Professor Rubin has been engaging in research, consulting, and industrial projects involving in the design and analysis of commercial and military computer communications, telecommunications and networked autonomous mobility systems. He has been publishing papers in leading journals on a wide range of key communications networking topics and received best paper awards. He has been instrumental in contributing to projects that include air traffic control, mobile wireless networks, cellular cross-layer operations, mobile ad hoc wireless networks, autonomous highway transportation systems, UAV aided wireless networks, and adaptive video streaming operations over wireless networks.
During 1979-1980, he served as Acting Chief Scientist of the Xerox Telecommunications Network. He has been organizing and chairing a wide range conferences and workshops, and served as co-chairman of the 1981 IEEE International Symposium on Information Theory and as program chairman for the 1987 IEEE INFOCOM conference. He has served as an editor of a multitide of journals, including the IEEE Transactions on Communications, Wireless Networks journal, Optical Networks magazine, IEEE JSAC issue on MAC techniques, Photonic Networks Communications journal, and has contributed chapters to texts and encyclopedia on telecommunications systems and networks. Dr. Rubin is a Life Fellow of IEEE.

The Quantum Internet: Recent Advances and Challenges

Donald F. Towsley

Distinguished University Professor
College of Information and Computer Sciences
University of Massachusetts Amherst

Quantum information processing is at the cusp of having significant impacts on technology and society in the form of providing unbreakable security, ultra-high-precision distributed sensing with applications to metrology and science discovery (e.g., LIGO), much higher-rate deep space optical communications than possible with conventional systems, and polynomial speeds up on search with implications to big data. Most of these applications are enabled by high-rate distributed shared entanglement between pairs and groups of users. A critical missing component that prevents crossing this threshold is a distributed infrastructure in the form of a world-wide “Quantum Internet” to enable this. This motivates our study of a quantum network, namely what is the right architecture and how should it be operated, i.e., route multiple quantum information flows, and dynamically allocate resources fairly.
In this talk we review a specific entanglement-based quantum network architecture and present opportunities and challenges related to resource sharing among multiple parties of users. In particular, we focus on issues related to resource allocation based on global/local state information and the benefits of path diversity. Last, we evaluate the performance of an entanglement-based quantum switch.

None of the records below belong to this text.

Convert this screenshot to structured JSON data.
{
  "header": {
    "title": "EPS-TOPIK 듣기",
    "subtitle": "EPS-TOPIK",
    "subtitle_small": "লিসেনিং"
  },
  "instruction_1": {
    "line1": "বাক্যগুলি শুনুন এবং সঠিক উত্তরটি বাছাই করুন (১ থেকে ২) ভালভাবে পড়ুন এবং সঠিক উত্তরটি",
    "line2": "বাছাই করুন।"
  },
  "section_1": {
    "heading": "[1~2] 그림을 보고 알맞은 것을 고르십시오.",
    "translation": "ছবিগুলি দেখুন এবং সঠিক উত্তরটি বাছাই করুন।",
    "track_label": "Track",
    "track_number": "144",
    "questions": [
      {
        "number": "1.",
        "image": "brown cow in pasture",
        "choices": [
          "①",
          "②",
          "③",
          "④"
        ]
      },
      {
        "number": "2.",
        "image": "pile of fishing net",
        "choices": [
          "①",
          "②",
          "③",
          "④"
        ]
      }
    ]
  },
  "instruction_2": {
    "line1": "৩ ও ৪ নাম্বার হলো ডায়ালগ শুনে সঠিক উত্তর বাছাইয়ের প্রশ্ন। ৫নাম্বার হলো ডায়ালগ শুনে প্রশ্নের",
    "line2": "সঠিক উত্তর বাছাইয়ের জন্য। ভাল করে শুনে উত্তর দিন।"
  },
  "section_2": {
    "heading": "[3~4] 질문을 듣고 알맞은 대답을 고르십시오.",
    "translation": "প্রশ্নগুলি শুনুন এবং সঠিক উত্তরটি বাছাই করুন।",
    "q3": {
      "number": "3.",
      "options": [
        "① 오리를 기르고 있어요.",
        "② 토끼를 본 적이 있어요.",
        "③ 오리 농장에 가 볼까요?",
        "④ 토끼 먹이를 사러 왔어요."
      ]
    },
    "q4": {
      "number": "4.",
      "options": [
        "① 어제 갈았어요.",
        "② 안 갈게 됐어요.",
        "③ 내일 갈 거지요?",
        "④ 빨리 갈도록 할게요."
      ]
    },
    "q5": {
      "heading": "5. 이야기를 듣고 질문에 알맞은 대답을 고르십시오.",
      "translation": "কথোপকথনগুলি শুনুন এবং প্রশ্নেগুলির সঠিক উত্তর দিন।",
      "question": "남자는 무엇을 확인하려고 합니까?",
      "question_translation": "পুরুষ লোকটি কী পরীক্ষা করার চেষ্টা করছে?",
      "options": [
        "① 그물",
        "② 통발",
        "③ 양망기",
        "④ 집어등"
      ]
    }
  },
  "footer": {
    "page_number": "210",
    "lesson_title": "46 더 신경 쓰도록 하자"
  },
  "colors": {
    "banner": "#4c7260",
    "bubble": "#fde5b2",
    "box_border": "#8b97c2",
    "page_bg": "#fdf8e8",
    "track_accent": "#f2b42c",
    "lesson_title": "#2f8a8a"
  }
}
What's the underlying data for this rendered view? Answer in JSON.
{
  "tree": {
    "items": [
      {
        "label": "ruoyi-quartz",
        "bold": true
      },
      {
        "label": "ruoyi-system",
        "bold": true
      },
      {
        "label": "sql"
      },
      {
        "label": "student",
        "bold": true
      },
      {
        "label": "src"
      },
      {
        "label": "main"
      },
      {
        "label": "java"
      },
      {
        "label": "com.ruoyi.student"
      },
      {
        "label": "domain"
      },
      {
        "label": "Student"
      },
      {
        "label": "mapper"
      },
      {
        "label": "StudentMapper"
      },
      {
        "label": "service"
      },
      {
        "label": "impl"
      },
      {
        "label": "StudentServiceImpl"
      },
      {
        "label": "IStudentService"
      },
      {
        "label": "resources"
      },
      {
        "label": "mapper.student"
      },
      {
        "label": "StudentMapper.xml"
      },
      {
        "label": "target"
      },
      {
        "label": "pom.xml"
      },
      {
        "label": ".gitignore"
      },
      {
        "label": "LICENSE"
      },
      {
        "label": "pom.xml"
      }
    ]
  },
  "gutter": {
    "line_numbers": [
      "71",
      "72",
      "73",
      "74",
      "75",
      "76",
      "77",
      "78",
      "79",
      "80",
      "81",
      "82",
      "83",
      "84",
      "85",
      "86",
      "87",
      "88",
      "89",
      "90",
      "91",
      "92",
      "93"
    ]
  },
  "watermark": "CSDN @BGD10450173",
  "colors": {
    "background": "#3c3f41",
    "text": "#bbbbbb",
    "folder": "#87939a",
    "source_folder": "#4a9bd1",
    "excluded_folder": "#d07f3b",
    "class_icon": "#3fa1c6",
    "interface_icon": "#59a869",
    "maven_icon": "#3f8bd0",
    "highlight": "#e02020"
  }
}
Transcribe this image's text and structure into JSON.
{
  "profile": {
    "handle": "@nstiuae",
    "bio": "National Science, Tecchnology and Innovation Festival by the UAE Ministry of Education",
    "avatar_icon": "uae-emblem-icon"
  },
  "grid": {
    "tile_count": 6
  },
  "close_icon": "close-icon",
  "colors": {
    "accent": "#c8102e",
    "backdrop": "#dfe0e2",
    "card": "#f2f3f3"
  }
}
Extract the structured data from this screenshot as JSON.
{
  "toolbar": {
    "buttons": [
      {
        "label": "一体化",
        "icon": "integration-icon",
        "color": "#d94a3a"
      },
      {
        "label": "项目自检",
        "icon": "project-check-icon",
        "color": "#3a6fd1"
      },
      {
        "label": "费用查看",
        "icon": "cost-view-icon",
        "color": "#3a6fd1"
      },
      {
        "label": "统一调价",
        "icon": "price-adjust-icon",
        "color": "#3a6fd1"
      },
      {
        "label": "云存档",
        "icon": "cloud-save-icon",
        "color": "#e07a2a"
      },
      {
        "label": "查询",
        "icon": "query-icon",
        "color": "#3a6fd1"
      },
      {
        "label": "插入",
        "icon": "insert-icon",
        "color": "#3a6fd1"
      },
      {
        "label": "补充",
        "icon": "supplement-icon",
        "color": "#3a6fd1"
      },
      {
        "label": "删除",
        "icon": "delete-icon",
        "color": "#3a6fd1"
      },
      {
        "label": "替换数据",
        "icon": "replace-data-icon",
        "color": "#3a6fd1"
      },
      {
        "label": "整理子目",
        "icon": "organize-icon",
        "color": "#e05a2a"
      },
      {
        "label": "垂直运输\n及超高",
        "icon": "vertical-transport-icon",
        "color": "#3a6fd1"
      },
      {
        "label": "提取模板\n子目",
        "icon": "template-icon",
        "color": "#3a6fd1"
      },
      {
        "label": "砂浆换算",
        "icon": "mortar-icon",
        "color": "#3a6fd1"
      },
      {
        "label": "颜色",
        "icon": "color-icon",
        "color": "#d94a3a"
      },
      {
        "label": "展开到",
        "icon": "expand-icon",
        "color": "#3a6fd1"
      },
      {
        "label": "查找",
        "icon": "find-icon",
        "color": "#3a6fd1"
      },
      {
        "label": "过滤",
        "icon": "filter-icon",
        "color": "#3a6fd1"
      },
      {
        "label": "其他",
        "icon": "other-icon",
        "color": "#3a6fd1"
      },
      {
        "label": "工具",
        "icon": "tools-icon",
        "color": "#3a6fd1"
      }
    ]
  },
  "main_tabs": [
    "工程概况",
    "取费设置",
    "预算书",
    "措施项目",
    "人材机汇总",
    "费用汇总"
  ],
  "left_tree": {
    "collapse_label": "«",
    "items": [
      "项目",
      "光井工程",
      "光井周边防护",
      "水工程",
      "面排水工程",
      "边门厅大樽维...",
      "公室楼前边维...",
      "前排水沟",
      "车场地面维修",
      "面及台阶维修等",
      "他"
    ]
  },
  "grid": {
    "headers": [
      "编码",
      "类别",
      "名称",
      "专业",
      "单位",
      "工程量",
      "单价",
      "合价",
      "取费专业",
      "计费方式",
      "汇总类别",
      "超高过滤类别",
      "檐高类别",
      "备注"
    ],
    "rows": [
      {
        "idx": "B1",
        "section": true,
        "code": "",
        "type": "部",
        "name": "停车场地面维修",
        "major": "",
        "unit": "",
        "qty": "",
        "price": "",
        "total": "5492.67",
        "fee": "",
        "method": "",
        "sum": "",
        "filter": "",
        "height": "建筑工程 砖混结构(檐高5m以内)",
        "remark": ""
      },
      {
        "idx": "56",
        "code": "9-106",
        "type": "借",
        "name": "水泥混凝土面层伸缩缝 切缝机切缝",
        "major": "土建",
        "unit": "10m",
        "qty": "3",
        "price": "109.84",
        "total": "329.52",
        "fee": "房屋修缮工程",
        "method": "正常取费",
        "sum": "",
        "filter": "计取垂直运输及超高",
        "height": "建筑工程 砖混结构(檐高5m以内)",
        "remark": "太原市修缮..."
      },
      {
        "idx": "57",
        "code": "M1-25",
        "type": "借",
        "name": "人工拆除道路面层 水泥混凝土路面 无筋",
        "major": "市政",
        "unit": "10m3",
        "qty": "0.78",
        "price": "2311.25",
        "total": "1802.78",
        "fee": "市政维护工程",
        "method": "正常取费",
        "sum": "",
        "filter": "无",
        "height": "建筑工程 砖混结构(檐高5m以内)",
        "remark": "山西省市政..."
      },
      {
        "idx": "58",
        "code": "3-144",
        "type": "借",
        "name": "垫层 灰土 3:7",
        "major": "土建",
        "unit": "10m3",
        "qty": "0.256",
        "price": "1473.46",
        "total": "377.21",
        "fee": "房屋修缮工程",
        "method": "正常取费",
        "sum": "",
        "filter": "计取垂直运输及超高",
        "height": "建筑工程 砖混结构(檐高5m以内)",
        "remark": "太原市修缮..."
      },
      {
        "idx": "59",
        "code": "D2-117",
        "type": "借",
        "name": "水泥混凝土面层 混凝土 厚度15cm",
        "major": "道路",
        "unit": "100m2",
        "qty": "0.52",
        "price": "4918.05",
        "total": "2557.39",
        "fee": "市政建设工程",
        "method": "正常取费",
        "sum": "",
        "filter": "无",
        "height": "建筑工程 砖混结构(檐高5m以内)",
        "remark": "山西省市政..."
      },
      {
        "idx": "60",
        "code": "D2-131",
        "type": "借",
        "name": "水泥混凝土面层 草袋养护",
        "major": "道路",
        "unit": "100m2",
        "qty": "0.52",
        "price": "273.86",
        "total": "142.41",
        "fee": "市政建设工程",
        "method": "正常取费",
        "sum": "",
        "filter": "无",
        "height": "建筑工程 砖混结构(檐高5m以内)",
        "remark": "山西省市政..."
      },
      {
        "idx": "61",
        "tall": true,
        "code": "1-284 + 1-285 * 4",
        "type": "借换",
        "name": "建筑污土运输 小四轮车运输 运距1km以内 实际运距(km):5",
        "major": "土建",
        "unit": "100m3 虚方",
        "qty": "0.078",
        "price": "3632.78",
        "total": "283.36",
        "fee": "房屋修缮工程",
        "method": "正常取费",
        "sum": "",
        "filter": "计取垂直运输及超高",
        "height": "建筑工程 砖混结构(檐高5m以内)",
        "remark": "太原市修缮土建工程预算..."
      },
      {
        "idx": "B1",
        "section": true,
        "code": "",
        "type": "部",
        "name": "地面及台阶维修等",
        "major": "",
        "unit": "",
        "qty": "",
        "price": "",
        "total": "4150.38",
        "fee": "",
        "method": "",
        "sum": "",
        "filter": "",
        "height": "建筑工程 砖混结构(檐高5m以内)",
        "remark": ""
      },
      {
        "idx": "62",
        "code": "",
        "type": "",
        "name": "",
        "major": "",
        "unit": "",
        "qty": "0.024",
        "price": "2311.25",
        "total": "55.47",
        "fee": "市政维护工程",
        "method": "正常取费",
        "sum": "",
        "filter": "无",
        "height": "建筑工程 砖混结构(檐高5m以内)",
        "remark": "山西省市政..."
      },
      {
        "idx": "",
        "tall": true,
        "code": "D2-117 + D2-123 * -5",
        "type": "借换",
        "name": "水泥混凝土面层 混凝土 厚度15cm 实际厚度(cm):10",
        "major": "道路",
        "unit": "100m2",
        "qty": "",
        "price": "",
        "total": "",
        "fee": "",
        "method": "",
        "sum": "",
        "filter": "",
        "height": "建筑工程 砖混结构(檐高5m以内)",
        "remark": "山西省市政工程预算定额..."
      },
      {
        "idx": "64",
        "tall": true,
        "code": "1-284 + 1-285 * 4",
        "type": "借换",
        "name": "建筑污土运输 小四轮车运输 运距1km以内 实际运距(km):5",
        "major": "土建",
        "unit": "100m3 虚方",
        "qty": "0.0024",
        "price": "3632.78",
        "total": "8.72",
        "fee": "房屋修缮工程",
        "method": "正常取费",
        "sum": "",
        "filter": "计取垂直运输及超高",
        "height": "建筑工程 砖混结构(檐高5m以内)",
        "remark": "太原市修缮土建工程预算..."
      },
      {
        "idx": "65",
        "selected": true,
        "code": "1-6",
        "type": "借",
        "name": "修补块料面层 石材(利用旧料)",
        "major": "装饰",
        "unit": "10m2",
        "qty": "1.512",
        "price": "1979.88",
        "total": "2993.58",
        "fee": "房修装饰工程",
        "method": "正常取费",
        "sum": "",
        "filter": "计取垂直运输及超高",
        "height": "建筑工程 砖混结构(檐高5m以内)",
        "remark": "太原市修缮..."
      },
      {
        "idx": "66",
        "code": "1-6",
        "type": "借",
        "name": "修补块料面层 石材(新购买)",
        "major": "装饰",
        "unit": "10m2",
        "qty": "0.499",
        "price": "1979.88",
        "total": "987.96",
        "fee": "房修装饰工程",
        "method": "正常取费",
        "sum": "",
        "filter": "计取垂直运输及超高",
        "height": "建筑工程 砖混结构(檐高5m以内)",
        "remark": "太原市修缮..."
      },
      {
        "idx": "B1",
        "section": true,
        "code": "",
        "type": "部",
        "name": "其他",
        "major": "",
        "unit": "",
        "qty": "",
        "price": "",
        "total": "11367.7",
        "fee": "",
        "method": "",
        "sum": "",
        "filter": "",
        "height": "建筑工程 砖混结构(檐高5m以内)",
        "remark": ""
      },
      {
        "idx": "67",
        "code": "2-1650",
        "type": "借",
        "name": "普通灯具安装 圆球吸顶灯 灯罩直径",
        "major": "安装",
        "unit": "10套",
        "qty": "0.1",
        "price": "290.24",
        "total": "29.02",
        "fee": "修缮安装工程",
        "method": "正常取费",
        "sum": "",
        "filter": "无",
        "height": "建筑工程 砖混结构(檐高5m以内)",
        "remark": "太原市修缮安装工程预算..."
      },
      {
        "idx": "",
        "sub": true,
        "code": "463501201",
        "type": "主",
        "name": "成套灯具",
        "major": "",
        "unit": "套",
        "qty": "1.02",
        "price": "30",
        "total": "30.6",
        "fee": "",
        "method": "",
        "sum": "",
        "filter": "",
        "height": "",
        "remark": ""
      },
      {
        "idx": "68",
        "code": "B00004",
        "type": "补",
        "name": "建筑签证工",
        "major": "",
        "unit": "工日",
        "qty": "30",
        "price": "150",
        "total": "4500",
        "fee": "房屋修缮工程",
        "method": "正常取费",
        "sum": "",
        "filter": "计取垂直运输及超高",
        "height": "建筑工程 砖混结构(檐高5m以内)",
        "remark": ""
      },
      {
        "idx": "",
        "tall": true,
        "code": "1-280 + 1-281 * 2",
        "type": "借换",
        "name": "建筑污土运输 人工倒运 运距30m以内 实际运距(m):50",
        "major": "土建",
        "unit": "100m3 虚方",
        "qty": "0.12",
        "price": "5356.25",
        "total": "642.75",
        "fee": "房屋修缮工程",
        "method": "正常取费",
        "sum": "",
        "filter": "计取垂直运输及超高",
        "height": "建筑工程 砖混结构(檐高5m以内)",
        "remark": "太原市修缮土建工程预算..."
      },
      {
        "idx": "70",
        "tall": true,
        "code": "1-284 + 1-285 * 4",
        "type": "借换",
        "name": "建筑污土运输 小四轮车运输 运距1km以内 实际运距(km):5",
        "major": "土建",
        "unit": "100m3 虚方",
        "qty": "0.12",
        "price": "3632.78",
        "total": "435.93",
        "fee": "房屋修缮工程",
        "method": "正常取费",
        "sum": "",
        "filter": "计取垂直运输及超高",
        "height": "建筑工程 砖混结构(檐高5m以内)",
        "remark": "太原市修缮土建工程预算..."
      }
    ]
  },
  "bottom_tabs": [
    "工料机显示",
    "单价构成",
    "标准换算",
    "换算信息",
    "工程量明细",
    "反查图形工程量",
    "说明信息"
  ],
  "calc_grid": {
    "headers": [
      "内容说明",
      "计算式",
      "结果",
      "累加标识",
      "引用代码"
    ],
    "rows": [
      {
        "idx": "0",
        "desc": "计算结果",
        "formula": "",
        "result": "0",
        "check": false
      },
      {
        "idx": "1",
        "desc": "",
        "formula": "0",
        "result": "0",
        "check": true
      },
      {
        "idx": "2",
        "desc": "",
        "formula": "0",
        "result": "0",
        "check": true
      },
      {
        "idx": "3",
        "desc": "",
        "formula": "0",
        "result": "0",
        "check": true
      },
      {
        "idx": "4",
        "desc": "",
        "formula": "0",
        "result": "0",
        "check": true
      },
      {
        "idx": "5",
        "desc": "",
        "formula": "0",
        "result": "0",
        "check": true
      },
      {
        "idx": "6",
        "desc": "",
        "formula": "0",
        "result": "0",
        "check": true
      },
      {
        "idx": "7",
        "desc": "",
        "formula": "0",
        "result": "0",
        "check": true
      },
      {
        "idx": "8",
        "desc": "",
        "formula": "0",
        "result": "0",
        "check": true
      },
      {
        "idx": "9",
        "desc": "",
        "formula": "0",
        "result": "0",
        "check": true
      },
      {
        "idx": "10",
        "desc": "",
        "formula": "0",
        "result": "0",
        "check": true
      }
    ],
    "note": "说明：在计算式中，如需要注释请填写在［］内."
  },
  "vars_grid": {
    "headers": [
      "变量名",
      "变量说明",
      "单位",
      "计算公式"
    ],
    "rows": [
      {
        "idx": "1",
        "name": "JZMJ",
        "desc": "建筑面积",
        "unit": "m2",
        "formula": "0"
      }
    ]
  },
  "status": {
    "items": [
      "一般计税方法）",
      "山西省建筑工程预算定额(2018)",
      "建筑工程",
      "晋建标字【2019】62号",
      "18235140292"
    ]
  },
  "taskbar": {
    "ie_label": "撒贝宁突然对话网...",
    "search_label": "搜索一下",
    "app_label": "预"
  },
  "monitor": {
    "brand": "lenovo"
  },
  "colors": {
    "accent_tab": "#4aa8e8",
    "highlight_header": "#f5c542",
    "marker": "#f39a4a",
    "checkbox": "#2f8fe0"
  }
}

Don Towsley holds a B.A. in Physics (1971) and a Ph.D. in Computer Science (1975) from University of Texas. He is currently a Distinguished Professor at the University of Massachusetts in the College of Information & Computer Sciences. He has held visiting positions at numerous universities and research labs. His research interests include network science, performance evaluation, and quantum networking.
He was co-founder and Co-Editor-in-Chief of the ACM Transactions on Modeling and Performance Evaluation of Computing Systems (TOMPECS), and has served as Editor-in-Chief of IEEE/ACM Transactions on Networking and on numerous editorial boards. He has served as Program Co-Program Chair of several conferences including INFOCOM 2009.
He is a corresponding member of the Brazilian Academy of Sciences and has received several achievement awards including the 2007 IEEE Koji Kobayashi Award and the 2011 INFOCOM Achievement Award. He has received numerous Test of Time Awards. He also received the 1998 IEEE Communications Society William Bennett Best Paper Award. Last, he has been elected Fellow of both the ACM and IEEE.